Managing a health care facility can be challenging in the modern era. Many factors go into providing expert patient care. One of the most important aspects of working with patients is ensuring they’re eating properly. Well prepared, tasty food is a must in order to overcome illness and get healthy again.
Over the years, many people have become accustomed to dining out on a regular basis. When patients enter a skilled care facility even for a short time, they can find it harder to adjust to the needs of the institution. Nurses and other health care professionals have recognized this issue as a problem. With that in mind, they’re creating a new food plans for the contemporary care facilities.

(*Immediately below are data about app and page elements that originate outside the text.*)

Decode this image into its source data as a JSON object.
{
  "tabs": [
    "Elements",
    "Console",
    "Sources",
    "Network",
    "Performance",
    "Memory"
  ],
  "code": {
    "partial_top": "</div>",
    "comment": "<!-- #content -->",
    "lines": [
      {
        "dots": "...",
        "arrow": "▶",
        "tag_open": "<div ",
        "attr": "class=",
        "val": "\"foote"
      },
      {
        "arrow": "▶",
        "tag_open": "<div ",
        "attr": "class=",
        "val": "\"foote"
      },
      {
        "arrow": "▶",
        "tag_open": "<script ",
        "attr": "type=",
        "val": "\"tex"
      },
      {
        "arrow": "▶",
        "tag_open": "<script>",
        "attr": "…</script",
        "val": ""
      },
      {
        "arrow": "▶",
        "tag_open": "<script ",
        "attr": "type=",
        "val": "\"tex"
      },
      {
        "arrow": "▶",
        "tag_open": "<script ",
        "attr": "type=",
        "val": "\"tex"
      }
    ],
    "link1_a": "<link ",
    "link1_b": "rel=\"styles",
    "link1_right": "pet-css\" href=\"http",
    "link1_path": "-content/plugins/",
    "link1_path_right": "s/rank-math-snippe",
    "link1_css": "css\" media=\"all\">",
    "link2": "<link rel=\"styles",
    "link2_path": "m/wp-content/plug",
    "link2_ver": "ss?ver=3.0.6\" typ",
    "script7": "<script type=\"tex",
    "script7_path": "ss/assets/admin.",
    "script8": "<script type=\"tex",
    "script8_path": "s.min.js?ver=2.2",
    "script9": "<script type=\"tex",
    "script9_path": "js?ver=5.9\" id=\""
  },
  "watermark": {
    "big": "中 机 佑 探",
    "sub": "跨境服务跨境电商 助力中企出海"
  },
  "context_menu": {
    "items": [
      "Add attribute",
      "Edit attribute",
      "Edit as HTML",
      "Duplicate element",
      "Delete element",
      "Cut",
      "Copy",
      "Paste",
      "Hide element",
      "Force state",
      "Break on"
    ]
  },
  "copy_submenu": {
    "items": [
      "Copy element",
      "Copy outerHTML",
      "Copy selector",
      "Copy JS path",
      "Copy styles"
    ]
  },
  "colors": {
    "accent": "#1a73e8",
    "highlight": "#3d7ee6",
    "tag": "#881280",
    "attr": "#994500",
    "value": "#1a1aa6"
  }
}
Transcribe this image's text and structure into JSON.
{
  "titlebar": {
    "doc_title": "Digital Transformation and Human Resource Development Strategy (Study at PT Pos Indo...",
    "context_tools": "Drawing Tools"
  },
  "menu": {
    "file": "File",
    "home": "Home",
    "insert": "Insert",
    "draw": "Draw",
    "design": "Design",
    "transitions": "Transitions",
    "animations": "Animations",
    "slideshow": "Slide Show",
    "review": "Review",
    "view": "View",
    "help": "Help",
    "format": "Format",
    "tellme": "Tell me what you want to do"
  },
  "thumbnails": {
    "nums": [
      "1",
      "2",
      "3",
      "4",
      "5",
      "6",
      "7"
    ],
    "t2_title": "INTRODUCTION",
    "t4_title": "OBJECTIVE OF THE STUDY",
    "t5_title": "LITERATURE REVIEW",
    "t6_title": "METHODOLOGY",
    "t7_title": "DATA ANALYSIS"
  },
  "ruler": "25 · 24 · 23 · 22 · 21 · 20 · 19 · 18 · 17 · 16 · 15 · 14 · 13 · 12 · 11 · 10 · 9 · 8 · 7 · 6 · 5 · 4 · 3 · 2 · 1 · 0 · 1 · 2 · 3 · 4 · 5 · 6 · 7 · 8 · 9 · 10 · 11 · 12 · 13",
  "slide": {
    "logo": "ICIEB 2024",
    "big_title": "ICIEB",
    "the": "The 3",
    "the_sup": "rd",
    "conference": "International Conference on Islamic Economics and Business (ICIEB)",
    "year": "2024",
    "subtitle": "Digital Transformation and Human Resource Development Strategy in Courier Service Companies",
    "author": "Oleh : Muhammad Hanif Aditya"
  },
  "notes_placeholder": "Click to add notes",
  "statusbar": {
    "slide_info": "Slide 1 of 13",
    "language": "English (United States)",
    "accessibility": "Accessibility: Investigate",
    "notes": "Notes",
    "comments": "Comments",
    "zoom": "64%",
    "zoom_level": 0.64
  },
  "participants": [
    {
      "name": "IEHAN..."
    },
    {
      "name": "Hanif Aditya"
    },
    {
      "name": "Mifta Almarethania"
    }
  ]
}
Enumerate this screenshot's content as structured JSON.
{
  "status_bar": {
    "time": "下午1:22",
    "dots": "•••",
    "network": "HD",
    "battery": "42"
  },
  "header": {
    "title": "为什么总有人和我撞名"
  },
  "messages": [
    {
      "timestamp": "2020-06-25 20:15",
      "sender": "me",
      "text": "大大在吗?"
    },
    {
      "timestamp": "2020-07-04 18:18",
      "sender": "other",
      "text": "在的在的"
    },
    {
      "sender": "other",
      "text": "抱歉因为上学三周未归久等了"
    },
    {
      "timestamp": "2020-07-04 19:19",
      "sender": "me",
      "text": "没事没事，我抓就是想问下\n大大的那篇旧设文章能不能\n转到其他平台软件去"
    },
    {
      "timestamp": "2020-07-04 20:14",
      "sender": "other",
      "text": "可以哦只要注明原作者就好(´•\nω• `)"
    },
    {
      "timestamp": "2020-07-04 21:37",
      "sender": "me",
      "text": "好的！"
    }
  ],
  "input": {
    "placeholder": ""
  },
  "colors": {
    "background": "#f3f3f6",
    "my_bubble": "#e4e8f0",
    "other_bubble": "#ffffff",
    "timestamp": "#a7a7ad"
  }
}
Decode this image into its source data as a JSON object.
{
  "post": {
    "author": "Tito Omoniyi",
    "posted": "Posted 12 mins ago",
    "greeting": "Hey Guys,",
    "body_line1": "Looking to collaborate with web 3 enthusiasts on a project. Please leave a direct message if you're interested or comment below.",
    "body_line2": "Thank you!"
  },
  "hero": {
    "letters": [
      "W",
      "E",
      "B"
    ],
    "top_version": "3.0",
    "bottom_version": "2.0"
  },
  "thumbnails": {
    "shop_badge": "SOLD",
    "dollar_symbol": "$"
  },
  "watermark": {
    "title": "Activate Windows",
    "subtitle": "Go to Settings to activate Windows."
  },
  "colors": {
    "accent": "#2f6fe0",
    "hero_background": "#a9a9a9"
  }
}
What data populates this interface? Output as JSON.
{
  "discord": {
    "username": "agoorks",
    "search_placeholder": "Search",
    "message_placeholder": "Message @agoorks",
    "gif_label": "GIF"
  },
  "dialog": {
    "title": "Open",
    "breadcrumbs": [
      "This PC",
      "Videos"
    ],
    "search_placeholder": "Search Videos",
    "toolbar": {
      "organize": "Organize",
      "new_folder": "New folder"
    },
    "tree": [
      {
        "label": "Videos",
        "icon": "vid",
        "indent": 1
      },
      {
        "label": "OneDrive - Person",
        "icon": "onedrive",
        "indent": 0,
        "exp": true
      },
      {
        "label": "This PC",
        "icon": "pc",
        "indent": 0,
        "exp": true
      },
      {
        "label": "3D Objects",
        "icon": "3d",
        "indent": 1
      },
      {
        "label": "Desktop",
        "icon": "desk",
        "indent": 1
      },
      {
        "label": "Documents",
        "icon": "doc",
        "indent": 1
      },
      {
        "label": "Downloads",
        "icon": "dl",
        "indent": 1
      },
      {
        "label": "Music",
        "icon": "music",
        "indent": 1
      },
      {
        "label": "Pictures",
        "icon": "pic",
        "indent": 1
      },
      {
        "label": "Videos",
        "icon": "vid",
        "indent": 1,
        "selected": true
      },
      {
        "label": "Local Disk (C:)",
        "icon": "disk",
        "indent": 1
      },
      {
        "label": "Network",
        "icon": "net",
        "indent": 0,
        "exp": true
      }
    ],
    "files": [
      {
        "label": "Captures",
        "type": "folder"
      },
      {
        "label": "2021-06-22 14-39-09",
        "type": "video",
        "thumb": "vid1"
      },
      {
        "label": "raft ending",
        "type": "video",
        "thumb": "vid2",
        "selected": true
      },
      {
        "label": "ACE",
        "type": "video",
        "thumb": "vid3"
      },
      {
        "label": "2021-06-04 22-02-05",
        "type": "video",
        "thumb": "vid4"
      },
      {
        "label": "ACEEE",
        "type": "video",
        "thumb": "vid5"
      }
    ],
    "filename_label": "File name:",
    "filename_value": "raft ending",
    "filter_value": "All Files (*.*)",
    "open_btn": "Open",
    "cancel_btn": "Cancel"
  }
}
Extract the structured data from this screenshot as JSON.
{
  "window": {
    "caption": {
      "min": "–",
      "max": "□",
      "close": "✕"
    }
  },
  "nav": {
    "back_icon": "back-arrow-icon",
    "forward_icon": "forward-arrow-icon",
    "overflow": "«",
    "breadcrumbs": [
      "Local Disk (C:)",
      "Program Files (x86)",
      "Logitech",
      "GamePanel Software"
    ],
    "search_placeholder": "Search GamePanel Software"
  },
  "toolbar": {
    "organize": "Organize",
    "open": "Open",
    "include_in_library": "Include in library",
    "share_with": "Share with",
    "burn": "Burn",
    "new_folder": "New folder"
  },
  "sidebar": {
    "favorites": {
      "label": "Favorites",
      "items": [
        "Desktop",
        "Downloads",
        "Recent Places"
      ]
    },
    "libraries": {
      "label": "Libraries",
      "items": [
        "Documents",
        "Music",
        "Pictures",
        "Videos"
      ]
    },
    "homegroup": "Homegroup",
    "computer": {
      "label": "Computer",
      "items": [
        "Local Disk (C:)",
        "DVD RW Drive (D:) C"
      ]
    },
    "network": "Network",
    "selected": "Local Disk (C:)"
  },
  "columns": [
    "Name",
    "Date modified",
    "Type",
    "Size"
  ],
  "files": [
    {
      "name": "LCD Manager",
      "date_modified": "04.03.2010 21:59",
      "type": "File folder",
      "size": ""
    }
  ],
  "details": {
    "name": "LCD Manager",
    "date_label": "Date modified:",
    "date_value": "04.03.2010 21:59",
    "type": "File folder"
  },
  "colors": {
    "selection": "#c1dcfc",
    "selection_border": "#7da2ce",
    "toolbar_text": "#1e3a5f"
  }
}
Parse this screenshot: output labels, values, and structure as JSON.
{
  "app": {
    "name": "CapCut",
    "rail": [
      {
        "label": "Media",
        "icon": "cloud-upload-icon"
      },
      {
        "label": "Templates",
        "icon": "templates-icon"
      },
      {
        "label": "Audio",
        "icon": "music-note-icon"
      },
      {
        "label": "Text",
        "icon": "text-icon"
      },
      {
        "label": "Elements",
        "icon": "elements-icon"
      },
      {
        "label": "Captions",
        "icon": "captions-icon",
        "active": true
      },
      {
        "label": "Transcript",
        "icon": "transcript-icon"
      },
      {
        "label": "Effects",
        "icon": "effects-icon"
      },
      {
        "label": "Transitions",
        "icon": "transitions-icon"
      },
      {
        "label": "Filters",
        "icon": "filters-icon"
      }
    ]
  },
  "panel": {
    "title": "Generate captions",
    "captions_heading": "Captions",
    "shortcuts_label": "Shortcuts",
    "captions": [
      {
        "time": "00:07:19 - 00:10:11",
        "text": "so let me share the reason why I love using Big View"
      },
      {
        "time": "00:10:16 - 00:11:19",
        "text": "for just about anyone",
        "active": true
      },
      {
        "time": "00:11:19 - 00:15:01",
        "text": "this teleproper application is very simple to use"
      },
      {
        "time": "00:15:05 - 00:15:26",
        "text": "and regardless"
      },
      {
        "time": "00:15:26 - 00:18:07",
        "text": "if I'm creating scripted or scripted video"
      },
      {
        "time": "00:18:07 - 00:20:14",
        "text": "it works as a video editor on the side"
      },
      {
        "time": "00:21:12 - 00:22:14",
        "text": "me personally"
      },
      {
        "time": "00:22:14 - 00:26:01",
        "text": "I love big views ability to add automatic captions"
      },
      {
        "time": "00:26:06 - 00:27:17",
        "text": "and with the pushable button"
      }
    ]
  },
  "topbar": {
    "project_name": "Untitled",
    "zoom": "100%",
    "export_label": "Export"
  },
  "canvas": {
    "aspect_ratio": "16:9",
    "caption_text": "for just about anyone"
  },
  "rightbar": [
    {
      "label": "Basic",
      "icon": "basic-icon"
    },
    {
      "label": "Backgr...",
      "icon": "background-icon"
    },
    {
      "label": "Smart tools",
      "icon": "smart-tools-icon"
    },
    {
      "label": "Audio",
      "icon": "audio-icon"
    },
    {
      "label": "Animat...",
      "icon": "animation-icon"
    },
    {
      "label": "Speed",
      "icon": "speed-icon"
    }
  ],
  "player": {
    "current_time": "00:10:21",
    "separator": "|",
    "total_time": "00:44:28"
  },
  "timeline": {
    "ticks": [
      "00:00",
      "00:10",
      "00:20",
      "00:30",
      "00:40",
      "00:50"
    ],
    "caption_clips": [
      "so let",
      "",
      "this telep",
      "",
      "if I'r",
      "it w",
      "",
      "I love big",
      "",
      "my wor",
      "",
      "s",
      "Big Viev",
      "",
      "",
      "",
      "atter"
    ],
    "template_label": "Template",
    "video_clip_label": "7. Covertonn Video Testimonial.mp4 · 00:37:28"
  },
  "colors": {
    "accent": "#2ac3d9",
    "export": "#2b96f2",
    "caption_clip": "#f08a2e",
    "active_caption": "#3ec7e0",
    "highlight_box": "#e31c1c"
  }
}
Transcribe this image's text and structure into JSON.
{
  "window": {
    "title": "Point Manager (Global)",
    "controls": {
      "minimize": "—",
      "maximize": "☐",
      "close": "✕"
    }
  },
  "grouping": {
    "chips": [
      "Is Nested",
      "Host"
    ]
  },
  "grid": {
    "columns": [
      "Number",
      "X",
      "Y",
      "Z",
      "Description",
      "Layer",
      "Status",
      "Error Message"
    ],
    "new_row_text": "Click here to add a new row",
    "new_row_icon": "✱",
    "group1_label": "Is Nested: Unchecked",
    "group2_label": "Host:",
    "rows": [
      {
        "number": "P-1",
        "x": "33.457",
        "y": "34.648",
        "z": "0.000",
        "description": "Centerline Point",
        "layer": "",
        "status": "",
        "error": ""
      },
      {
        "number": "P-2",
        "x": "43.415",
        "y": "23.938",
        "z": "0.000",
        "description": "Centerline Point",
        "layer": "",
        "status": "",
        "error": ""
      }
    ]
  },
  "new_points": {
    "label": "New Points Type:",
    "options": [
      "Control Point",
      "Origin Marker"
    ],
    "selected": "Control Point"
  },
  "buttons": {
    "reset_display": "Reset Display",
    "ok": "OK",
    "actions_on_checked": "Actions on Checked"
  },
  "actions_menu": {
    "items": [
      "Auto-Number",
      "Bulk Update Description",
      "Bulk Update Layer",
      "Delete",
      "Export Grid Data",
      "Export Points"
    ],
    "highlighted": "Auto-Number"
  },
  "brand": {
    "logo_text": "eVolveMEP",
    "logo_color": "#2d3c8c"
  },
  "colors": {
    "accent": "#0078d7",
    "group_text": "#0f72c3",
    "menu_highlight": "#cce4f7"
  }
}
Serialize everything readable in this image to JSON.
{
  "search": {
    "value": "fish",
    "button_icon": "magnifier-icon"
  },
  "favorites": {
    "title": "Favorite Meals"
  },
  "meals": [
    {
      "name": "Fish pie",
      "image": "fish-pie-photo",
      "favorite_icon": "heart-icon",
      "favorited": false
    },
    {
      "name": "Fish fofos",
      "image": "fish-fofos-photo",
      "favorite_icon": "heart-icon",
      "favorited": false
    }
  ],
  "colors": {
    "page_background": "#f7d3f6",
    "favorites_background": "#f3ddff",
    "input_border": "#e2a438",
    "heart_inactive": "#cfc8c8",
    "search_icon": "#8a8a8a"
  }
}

Offering patients more food choices is the backbone of a new era in dining that holds great promise for care providers and patients alike.
New Dining Options
At some of the more upscale facilities, the entire process of dining has been completely revamped. Once plain dining plans are now far more lavish. Many places offer all sorts of culinary options. Like restaurants, residents can pick from many possibilities. It’s not uncommon to see many types of made-to-order menu items. It’s also increasingly common to see buffets that allow residents to pick and choose which particular menu items they want to eat from a much wider variety of choices. This has helped revolutionize the process of cooking food in such facilities.
Whereas many items were made in large batches and then left to sit under hot lamps to wait for people to eat at set times, today’s discerning clients want something more. They’re finding in menus that emphasize locally sourced ingredients and even offer glasses of wine with each part of the menu. Four and even five course menus are changing the way residents live and eat.
While such menus are increasingly being seen at certain facilities, skilled nursing experts realize there are certain obstacles that can get in the way. Many SNF residents must stick to a restricted diet. They’re not able to eat certain foods. Others must eat at certain times in order to ensure their medication needs are fully met. Yet, this still makes it possible for such facilities to take a close look at their plans to feed residents and see where they can improve them. It’s all about going beyond the basics and implementing flexible ideas that keep in mind all patients are individuals. The goal is not about getting calories to patients. It’s about making sure patients are happy with their food choices and ready to embrace eating properly.
Many facilities are looking at ways to allow residents to choose when they want to eat, what they want to eat and eat when they’re hungry instead of sticking to a specific time frame. The real ideal is for such facilities to examine ways in which they might function as a restaurant does and put the needs of their clients first. It is, as one facility manager states, a “person-centered care approach.”
Facility owners and operators see how restaurants provide meals. They’re making dining spaces more appealing with dimmer lights and comfortable seating. The goal is also take out the institutional feel and replace it with something more homey. They’re bringing in better quality ingredients such as steak that can help stimulate patient appetite. This may appear to cost more money initially but it pays off when patients eat more and thus generate less food waste. Many places have replaced bland items in every part of their menu including snacks. Gone are the days when milk and crackers ruled. Instead, there’s more varied fare such as sandwiches and a variety of soups.
The net result has been happier patients and a sense of better serving their patient population. That makes it one trend likely to stick around long-term.